SWF, English/Spanish bilingual seeking friends for laughter, serious talks, impromptu trips to the coast, the central valley and silly-item shopping (getting lost optional), academic pursuits, patience, rollerblading, bicycling and long walks a plus. I particularly enjoy long conversations about expat life, language, families, photography and the occasional dishing on acquaintances not present. Overnights optional.
It’s that time again, folks. The great gringa diaspora continues.
I have faced this difficult transition several times already, and plainly put, it’s what happens when you have expat friends, and when you let your guard down and generar lazos (make connections with) people even though even the worst of crystal ball readers would know that it is most likely that they will one day leave.
When I tell my Chilean friends that I can’t do something “por que tengo una despedida” (because I’ve got a farewell party) they say “de soltera?” (farewell to singledom-is your friend getting married?). And I say no, “del país” (from the country). And they say, “pero vuelve, cierto“? (But they’ll be back, right?)
This idea that the main thing you say goodbye to is your bachelor days and that if you leave, you’re sure to come back are pretty telling. People in Chile love it when folks get hitched, and also really enjoy the party that goes with it. It’s also because the great proportion of Chileans that leave on their own free will have plans to one day come back.
When I had my first stint of physical therapy here in Chile after the great shoulder range of motion reduction accident of 2004, I got to talking to Marcela, my physical therapist. With my fairly limited Spanish, we’d trade anecdotes, and I learned from her, as she had a new baby, both the words for crawl and babble (gatear and balbucear, respectively). And she learned from me that I had moved to Chile and had no family here. And instead of writing it down in a small lined notebook, as I did with my new information, she looked at me, shook her head from side to side so as to make it not so, and said, “me muero, te juro que me muero” (I would die, I swear I would die).
I think this is how alot of people feel about Chile. This is where you belong. It’s where the food tastes homey and everything feels compact and correct. You don’t have your heart spread over a continent, or between continents. For the most part, your family is public transportation or car or bike or walk accessible. The butter melts on the fresh-from-the-oven marraqueta, and your mother makes the best pebre, and if you stir the nescafe and the sugar together with a small amount of water in the bottom of the cup in just the right, scrapey way before adding the rest of the water, the coffee comes out better.
People come back to Chile, they say. And many times, they do. At a friend’s recent despedida at my house, another friend of hers who is here studying, said that she’d go back to the states, to finish up her degree and then… And then I said, if you follow the pattern of many a gringo, you’ll come back here to live for a while. And we all laughed.

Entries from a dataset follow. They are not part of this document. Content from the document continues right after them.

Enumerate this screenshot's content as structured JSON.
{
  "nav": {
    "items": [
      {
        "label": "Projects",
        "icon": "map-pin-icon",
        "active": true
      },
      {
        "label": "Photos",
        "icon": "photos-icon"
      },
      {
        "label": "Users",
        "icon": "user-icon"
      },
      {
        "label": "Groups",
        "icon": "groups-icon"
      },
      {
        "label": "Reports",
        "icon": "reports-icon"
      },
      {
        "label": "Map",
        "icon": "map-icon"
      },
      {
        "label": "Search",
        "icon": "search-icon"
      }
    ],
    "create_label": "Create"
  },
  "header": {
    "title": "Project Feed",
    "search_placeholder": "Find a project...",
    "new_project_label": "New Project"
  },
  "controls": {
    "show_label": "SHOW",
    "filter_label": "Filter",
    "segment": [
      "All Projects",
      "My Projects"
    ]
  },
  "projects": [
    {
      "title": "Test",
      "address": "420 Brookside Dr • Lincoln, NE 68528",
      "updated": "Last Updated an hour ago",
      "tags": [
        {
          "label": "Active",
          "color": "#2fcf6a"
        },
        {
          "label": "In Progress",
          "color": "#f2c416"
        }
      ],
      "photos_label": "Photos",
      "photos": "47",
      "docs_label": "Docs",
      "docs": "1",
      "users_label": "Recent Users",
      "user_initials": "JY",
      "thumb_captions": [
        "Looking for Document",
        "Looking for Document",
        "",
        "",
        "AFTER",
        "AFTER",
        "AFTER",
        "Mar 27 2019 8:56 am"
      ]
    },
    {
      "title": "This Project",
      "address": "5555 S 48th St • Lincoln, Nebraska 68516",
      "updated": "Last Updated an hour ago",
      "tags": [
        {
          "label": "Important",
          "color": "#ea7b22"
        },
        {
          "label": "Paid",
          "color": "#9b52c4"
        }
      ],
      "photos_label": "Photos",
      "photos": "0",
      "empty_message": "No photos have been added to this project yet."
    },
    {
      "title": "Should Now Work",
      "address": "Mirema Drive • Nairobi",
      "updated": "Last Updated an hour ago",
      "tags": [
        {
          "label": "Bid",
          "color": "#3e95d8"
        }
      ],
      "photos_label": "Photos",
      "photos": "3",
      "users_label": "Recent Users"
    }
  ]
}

For a while. In general, the gringos come for a while. And this coming weekend, two of “my” gringas are leaving. I’d be lying if I said I didn’t feel pretty sad about it. A Chilena friend of mine said to me, “but you’ll see them again, you travel” (and one of them is moving close to my mother’s new house). And I said, I’m sure I’ll see them again, but to me, they belong here.
Except they don’t. They belong in Arizona and North Carolina, absorbing information, writing papers, studying and hanging out in their first language, relearning a culture that may have changed in the past oh, four or eight years since they last lived there. They will go to family weddings and hold nieces and pet old dogs and do a million things that it’s just time for them to do.
I started off this post with a jokey classified ad saying I was looking for new friends. But that’s only partially true. I have a great bunch of people here, Chilean and not, who will get lost with me and rollerblade and bike with me, and go great distances to see things that ultimately aren’t even really that interesting, and listen to my fallas gramaticales (grammar mistakes) and only correct me sometimes. And I hope they’ll understand that it’s not that I love them any less, but that I’m really going to miss these two friends, who I’ve seen through, and have seen me through (even unknowingly) some pretty important stuff.
Bon Voyage, chicas. Que les vaya bien. Y que vuelvan, aunque sea para puro visitar. Lo mas probable es que esté acá (Hope everything turns out great. Please come back, even just for a visit. I’ll probably still be here).